## Assignment
What you return should be each line of the data containing the string "progress".

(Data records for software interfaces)

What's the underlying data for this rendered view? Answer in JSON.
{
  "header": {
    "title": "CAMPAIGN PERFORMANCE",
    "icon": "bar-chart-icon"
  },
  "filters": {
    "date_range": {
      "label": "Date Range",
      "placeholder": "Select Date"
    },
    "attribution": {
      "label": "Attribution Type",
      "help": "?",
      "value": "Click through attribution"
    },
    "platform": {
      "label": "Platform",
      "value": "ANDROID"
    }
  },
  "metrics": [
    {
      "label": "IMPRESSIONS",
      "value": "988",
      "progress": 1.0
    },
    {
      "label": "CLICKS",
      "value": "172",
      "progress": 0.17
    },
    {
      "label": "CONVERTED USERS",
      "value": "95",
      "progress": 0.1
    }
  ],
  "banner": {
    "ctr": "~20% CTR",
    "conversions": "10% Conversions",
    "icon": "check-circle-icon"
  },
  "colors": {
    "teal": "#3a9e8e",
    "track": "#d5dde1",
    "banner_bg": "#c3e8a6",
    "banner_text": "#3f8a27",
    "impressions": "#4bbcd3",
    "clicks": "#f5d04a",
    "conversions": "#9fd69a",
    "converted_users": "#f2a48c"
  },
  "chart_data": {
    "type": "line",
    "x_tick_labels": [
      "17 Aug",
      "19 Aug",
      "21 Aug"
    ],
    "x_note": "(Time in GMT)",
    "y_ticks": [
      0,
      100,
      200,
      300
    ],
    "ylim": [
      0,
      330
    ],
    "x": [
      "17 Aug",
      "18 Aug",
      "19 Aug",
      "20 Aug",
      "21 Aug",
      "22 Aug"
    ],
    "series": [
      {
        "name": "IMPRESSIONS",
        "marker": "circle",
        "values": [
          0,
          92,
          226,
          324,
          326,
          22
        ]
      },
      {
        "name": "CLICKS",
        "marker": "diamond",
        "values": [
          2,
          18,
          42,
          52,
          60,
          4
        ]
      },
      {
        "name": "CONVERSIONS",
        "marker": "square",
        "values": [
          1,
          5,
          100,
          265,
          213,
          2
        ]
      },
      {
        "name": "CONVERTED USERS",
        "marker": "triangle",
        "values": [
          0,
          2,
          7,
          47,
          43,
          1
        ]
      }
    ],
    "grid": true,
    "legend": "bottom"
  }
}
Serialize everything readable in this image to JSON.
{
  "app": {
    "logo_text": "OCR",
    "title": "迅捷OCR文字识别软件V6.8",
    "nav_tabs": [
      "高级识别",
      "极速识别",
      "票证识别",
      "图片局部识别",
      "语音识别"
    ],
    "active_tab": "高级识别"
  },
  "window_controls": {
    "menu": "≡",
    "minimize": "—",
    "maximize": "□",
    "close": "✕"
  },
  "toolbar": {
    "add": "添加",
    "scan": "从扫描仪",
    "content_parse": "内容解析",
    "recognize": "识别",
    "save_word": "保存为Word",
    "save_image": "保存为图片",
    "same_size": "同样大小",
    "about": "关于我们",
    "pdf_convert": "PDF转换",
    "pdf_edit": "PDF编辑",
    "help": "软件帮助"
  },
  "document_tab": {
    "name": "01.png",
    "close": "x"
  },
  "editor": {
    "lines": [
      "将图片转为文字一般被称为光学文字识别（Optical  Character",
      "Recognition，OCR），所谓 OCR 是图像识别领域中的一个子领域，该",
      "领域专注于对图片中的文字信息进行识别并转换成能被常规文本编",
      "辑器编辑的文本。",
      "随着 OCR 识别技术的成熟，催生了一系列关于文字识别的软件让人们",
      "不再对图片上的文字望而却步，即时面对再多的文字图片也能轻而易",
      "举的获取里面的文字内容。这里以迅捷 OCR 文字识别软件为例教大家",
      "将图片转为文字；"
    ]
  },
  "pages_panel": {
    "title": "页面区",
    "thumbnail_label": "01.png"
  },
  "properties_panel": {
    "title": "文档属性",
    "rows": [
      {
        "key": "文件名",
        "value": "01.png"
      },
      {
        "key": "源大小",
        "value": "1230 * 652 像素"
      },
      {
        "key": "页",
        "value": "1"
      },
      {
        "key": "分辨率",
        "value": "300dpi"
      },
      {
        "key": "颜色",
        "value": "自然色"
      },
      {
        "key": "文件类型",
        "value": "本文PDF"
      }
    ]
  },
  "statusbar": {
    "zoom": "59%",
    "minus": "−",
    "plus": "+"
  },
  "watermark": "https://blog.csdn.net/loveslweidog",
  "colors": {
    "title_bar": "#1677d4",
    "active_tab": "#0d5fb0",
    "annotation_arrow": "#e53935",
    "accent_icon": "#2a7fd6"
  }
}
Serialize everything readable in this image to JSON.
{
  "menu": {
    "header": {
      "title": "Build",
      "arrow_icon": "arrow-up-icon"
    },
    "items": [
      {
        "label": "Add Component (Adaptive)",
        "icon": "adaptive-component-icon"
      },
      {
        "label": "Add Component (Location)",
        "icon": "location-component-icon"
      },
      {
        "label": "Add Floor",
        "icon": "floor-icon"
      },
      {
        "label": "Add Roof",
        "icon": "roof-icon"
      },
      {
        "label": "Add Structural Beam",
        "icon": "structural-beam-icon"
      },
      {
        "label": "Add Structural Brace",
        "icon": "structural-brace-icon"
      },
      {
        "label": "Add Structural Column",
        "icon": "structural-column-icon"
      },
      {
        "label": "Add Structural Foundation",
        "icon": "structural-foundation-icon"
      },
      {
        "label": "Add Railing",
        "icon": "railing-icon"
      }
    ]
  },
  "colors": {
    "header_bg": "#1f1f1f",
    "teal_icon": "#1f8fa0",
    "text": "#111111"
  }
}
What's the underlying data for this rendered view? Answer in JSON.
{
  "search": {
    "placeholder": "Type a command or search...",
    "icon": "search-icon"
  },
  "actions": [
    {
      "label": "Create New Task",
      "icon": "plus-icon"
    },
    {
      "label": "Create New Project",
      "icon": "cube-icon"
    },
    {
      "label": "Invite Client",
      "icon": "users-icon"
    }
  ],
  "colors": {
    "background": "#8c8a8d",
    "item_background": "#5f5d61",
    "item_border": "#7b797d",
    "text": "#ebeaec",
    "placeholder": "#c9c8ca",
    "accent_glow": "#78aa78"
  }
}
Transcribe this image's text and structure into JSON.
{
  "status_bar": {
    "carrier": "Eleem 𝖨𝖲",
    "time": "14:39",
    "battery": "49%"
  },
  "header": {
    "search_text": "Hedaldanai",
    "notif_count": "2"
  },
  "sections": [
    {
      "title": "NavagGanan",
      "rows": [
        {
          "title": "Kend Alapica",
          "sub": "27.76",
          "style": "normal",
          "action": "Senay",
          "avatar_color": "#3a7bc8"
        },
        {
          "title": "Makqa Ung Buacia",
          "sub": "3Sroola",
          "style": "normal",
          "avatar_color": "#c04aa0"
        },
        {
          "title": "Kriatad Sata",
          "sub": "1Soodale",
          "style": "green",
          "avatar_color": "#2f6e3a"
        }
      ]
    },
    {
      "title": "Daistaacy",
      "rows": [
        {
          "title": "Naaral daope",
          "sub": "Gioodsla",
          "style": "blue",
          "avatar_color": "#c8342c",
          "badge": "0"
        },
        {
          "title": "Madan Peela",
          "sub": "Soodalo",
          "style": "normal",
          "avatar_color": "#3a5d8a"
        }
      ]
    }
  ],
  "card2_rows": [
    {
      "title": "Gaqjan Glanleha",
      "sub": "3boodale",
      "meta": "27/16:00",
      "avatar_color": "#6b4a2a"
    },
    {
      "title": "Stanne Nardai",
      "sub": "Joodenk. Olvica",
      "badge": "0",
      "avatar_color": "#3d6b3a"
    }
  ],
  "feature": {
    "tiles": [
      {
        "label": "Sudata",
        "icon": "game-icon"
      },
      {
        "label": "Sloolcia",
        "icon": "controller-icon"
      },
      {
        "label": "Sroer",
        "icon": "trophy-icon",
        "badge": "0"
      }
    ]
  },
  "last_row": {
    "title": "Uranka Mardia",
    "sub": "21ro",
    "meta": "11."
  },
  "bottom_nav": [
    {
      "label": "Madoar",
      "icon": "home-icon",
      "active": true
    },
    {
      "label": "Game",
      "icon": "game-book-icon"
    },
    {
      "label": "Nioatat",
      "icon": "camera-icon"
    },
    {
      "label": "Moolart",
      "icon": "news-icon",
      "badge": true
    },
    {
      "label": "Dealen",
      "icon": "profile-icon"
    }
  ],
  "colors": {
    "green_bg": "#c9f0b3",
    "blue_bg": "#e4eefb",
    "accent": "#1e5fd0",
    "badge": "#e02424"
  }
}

## Solution
      "progress": 1.0
      "progress": 0.17
      "progress": 0.1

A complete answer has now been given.